One reason for the enormous success and influence of this film was the way Audrey Hepburn looked on screen. In an age where a more voluptuous figure was the ideal, Hepburn’s slender grace and dazzling appearance in Edith Head’s chic wardrobe is still being imitated today. In her autobiography, Head spoke of Princess Anne’s first appearance in a stiff and formal brocade gown, and how important to contrast with her “run-away” clothes. “To create the contrast, I put her in funny little flat shoes, a gathered cotton skirt, and a plain blouse with the sleeves rolled up. She even goes to the barber and has her regal crown of hair chopped off. Suddenly, she is the kind of girl you wouldn’t look at twice. It sounds easy to do, but it wasn’t. Trying to make Audrey, who has so much hauteur, look anything but chic is very difficult. I had to adjust the length of the skirt, for instance, making it too long so that she looked somewhat dowdy. I used fabric that was limp to create the impression that she just didn’t care what she wore. The costuming was very important in this film—it told the story. First she was a fairy tale princess, then she because a sporty, wild, happy, very real person who had no regard for her appearance.”

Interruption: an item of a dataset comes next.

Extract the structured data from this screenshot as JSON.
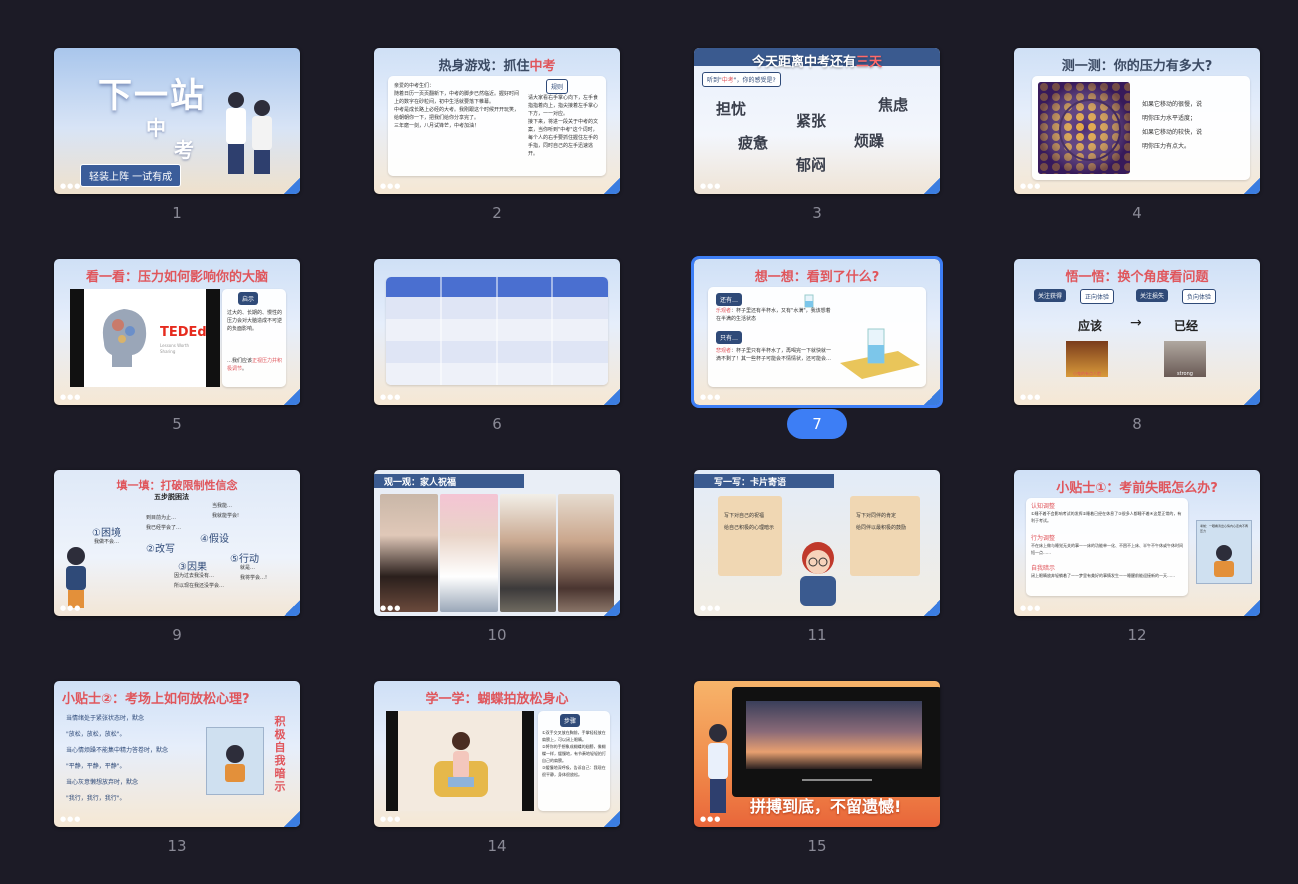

At first, Head thought that her major job as costumer would be to disguise Hepburn’s so-called “figure flaws” her long neck, prominent collarbone, thin arms and strong dancer’s legs, not to mention her flat chest. Nobody at Paramount thought their new star would be setting standards for a new kind of beauty. The New York Times wrote recently, “Thanks to their first glimpse of Audrey Hepburn in Roman Holiday, half a generation of young females stopped stuffing their bras and teetering on stiletto heels.” (Keogh). One of the three Oscars the film won (out of 10 nominations) was for Edith Head’s costumes, her fifth, the others were for Hepburn and the screenplay.

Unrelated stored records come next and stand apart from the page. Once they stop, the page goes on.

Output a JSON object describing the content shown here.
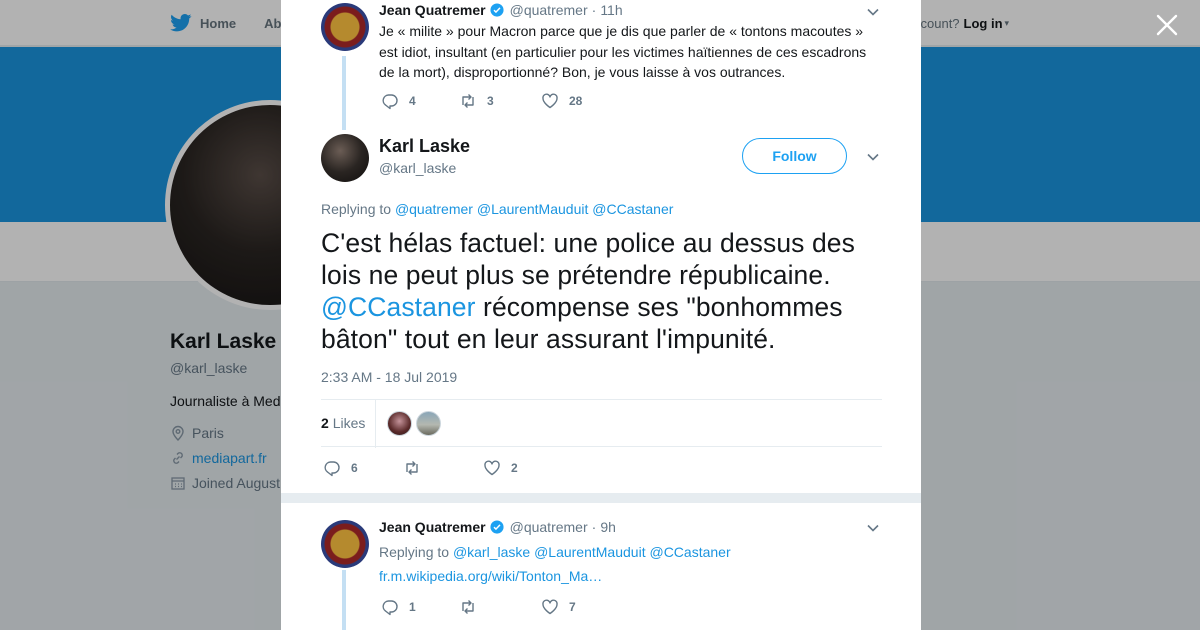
{
  "background": {
    "nav": {
      "home_label": "Home",
      "about_label": "Abo"
    },
    "login": {
      "prompt": "ccount?",
      "login_label": "Log in"
    },
    "profile": {
      "name": "Karl Laske",
      "handle": "@karl_laske",
      "bio": "Journaliste à Med",
      "location": "Paris",
      "website": "mediapart.fr",
      "joined": "Joined August"
    }
  },
  "modal": {
    "parent_tweet": {
      "author_name": "Jean Quatremer",
      "handle": "@quatremer",
      "time": "11h",
      "text": "Je « milite » pour Macron parce que je dis que parler de « tontons macoutes » est idiot, insultant (en particulier pour les victimes haïtiennes de ces escadrons de la mort), disproportionné? Bon, je vous laisse à vos outrances.",
      "replies": "4",
      "retweets": "3",
      "likes": "28"
    },
    "main_tweet": {
      "author_name": "Karl Laske",
      "handle": "@karl_laske",
      "follow_label": "Follow",
      "replying_prefix": "Replying to",
      "replying_to": [
        "@quatremer",
        "@LaurentMauduit",
        "@CCastaner"
      ],
      "text_part1": "C'est hélas factuel: une police au dessus des lois ne peut plus se prétendre républicaine.",
      "text_mention": "@CCastaner",
      "text_part2": " récompense ses \"bonhommes bâton\" tout en leur assurant l'impunité.",
      "timestamp": "2:33 AM - 18 Jul 2019",
      "likes_count": "2",
      "likes_label": "Likes",
      "replies": "6",
      "retweets": "",
      "likes": "2"
    },
    "reply_tweet": {
      "author_name": "Jean Quatremer",
      "handle": "@quatremer",
      "time": "9h",
      "replying_prefix": "Replying to",
      "replying_to": [
        "@karl_laske",
        "@LaurentMauduit",
        "@CCastaner"
      ],
      "link": "fr.m.wikipedia.org/wiki/Tonton_Ma…",
      "replies": "1",
      "retweets": "",
      "likes": "7"
    }
  },
  "colors": {
    "accent": "#1da1f2",
    "link": "#1b95e0",
    "banner": "#1b95e0",
    "thread_line": "#c4dff3"
  },
  "icons": [
    "twitter-bird-icon",
    "close-icon",
    "verified-icon",
    "chevron-down-icon",
    "reply-icon",
    "retweet-icon",
    "heart-icon",
    "location-icon",
    "link-icon",
    "calendar-icon"
  ]
}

Her director said, “Audrey was the spirit of youth—and I knew that very soon the entire world would fall in love with her, as all of us on the picture did.” Peck said of his co-star, “It was my good luck during that wonderful summer in Rome to be the first of her screen fellows, to hold out my hand, and help her keep her balance as she did her spins and pirouettes. Those months were probably the happiest experience I ever had making movies.”
Hepburn in costume as Princess Anne
The same gown (minus crinoline petticoat) on display at the Metropolitan Museum of Art
(Photos from anonymous movie star scrapbook, The Movies by Richard Griffith, "William Wyler" in the October, 1971 Films in Review and Hollywood Costume: Glitter, Glamour, Romance by Dale McConathy and Diana Vreeland. Sources include: Gregory Peck by Gary Fishgall, Films of Gregory Peck by John Griggs, Gregory Peck, a Bio-Bibliography by Gerard Molyneux, William Wyler by Michael A. Aderegg, Complete Films of Audrey Hepburn by Jerry Vermilye, Audrey Style by Pamela Clark Keogh, Audrey Hepburn by Barry Paris, Audrey Hepburn by Diana Maychick, Edith Head’s Hollywood by Edith Head and Paddy Calistro, Edith Head by David Chierichetti).